Saved entries
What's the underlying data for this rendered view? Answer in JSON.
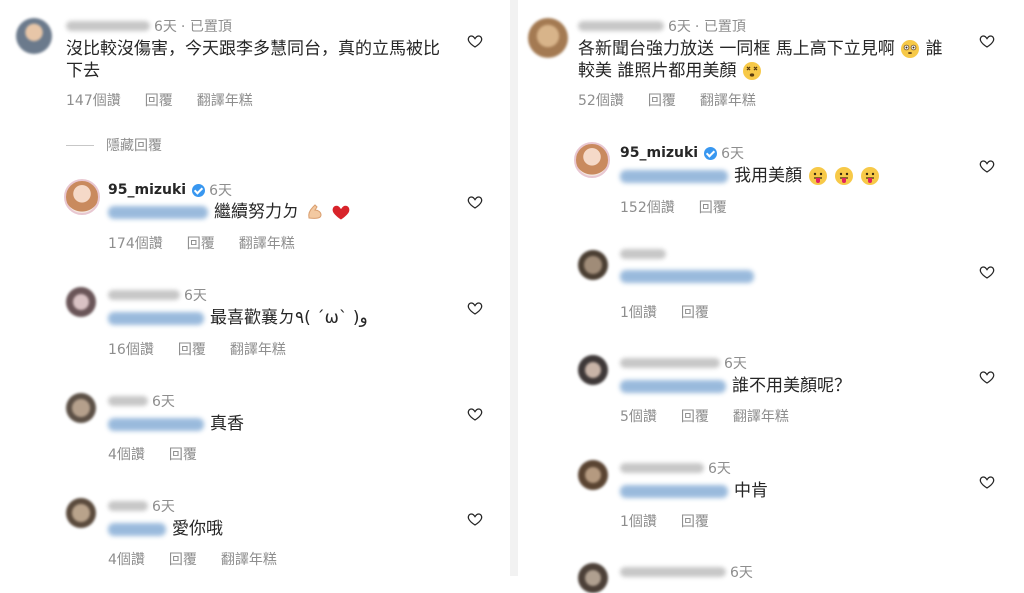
{
  "labels": {
    "likes_suffix": "個讚",
    "reply": "回覆",
    "translate": "翻譯年糕",
    "hide_replies": "隱藏回覆"
  },
  "left": {
    "top_comment": {
      "time": "6天",
      "pinned": "· 已置頂",
      "text": "沒比較沒傷害，今天跟李多慧同台，真的立馬被比下去",
      "likes": "147個讚"
    },
    "replies": [
      {
        "user": "95_mizuki",
        "time": "6天",
        "text": "繼續努力ㄉ",
        "likes": "174個讚"
      },
      {
        "time": "6天",
        "text": "最喜歡襄ㄉ٩( ´ω` )و",
        "likes": "16個讚"
      },
      {
        "time": "6天",
        "text": "真香",
        "likes": "4個讚"
      },
      {
        "time": "6天",
        "text": "愛你哦",
        "likes": "4個讚"
      }
    ]
  },
  "right": {
    "top_comment": {
      "time": "6天",
      "pinned": "· 已置頂",
      "text": "各新聞台強力放送 一同框 馬上高下立見啊",
      "text2": "誰較美 誰照片都用美顏",
      "likes": "52個讚"
    },
    "replies": [
      {
        "user": "95_mizuki",
        "time": "6天",
        "text": "我用美顏",
        "likes": "152個讚"
      },
      {
        "text": "",
        "likes": "1個讚"
      },
      {
        "time": "6天",
        "text": "誰不用美顏呢？",
        "likes": "5個讚"
      },
      {
        "time": "6天",
        "text": "中肯",
        "likes": "1個讚"
      },
      {
        "time": "6天"
      }
    ]
  },
  "colors": {
    "verified": "#3897f0",
    "meta": "#8e8e8e",
    "text": "#262626",
    "heart_red": "#e0245e"
  },
  "icons": {
    "like": "heart-outline-icon",
    "verified": "verified-badge-icon"
  }
}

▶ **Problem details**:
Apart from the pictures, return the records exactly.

▶ **Exercise response**:
What's the underlying data for this rendered view? Answer in JSON.
{
  "labels": {
    "likes_suffix": "個讚",
    "reply": "回覆",
    "translate": "翻譯年糕",
    "hide_replies": "隱藏回覆"
  },
  "left": {
    "top_comment": {
      "time": "6天",
      "pinned": "· 已置頂",
      "text": "沒比較沒傷害，今天跟李多慧同台，真的立馬被比下去",
      "likes": "147個讚"
    },
    "replies": [
      {
        "user": "95_mizuki",
        "time": "6天",
        "text": "繼續努力ㄉ",
        "likes": "174個讚"
      },
      {
        "time": "6天",
        "text": "最喜歡襄ㄉ٩( ´ω` )و",
        "likes": "16個讚"
      },
      {
        "time": "6天",
        "text": "真香",
        "likes": "4個讚"
      },
      {
        "time": "6天",
        "text": "愛你哦",
        "likes": "4個讚"
      }
    ]
  },
  "right": {
    "top_comment": {
      "time": "6天",
      "pinned": "· 已置頂",
      "text": "各新聞台強力放送 一同框 馬上高下立見啊",
      "text2": "誰較美 誰照片都用美顏",
      "likes": "52個讚"
    },
    "replies": [
      {
        "user": "95_mizuki",
        "time": "6天",
        "text": "我用美顏",
        "likes": "152個讚"
      },
      {
        "text": "",
        "likes": "1個讚"
      },
      {
        "time": "6天",
        "text": "誰不用美顏呢？",
        "likes": "5個讚"
      },
      {
        "time": "6天",
        "text": "中肯",
        "likes": "1個讚"
      },
      {
        "time": "6天"
      }
    ]
  },
  "colors": {
    "verified": "#3897f0",
    "meta": "#8e8e8e",
    "text": "#262626",
    "heart_red": "#e0245e"
  },
  "icons": {
    "like": "heart-outline-icon",
    "verified": "verified-badge-icon"
  }
}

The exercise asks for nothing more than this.